For example, without Jeff Mills’ mammoth techno set (my faith was reaffirmed briefly) Tribal Gathering 2003 would have been an expensive and rubbish inner-city funfair that was full of coppers, had no beer and stank of piss and cheap burgers. It could be argued that music can transcend all the negative factors that modern, corporate clubbing throws up, but I feel that the consumer is being swindled - and, in fact, should the enjoyment of music and dance really be within the realm of big business?! To me it was an insult to use the licence, as Tribal Gathering used to be a guarantee of a quality event, which travellers were involved in - now it has become a corporate, capitalist money-spinner which really fails to grasp the essence of a good party.

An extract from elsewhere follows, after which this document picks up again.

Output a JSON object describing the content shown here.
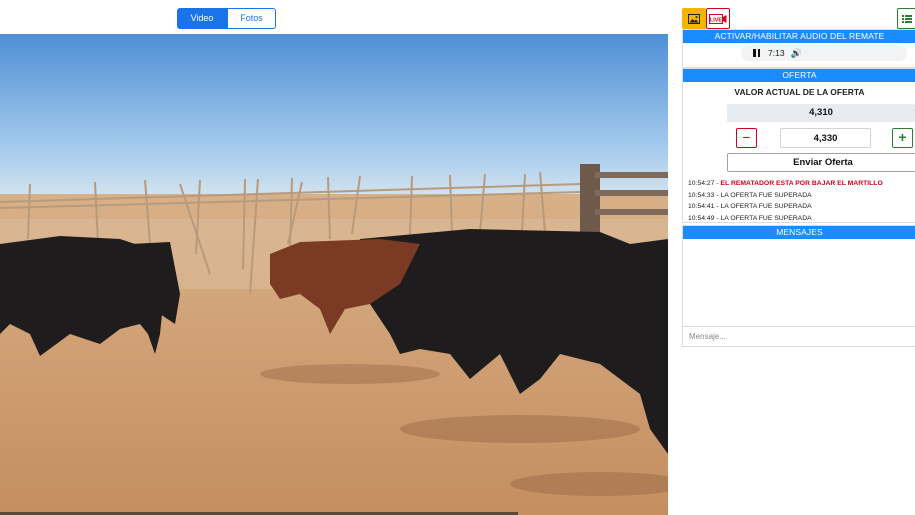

My opinion is that this is indicative of clubbing on the whole, that the revolutionary aspect of acid-house, etc. has been lost to the marketing men (this relates to everyone who produces/sells half-hearted products in the clubbing industry). A once exciting, varied and unifying scene has been swallowed whole by the state and big business and spat out as a lifestyle package. The power was once in the hands of the people; those who had the equipment, skills and backbone to put on a party, did.

Today, choosing where to spend their money is the most power the average shmo gets to exercise. Youth culture has had a tradition of rebellion and has often pushed both musical and social boundaries to their limits; the Teddy Boys, Mods, Skinheads, Rudeboys, Punks and Hippies all went against the grain and allowed the participants freedom of expression and a sense of identity.

Looking back at such movements, it is hard to see how modern “club culture” is pushing any boundaries at all: the music scene has become slightly stagnant in the last few years, and clothing is inspired by whatever is the height of fashion that week. (Mullets, wristbands and sleeveless t-shirts - “retro fashion” instead of creativity and originality.)

It is essential that music producers become braver for the scene to progress. It follows that individuals who “club” must also try to be more daring: they should lose the mullets, become politically aware, take drugs other than “pills” and try to experience the bits of the world that mankind has not forged. For those who are inclined to subvert, do everything you can - our culture has been pilfered, therefore pro-active re-appropriation is needed: take drugs (and music!) back underground and away from the hands of the state. Unity and anarchy in the face of fear and apathy, love and devotion in the production of all mind-expanding substances and music associated therewith - if we lead, they will follow.

Remember, your country(side) needs YOU.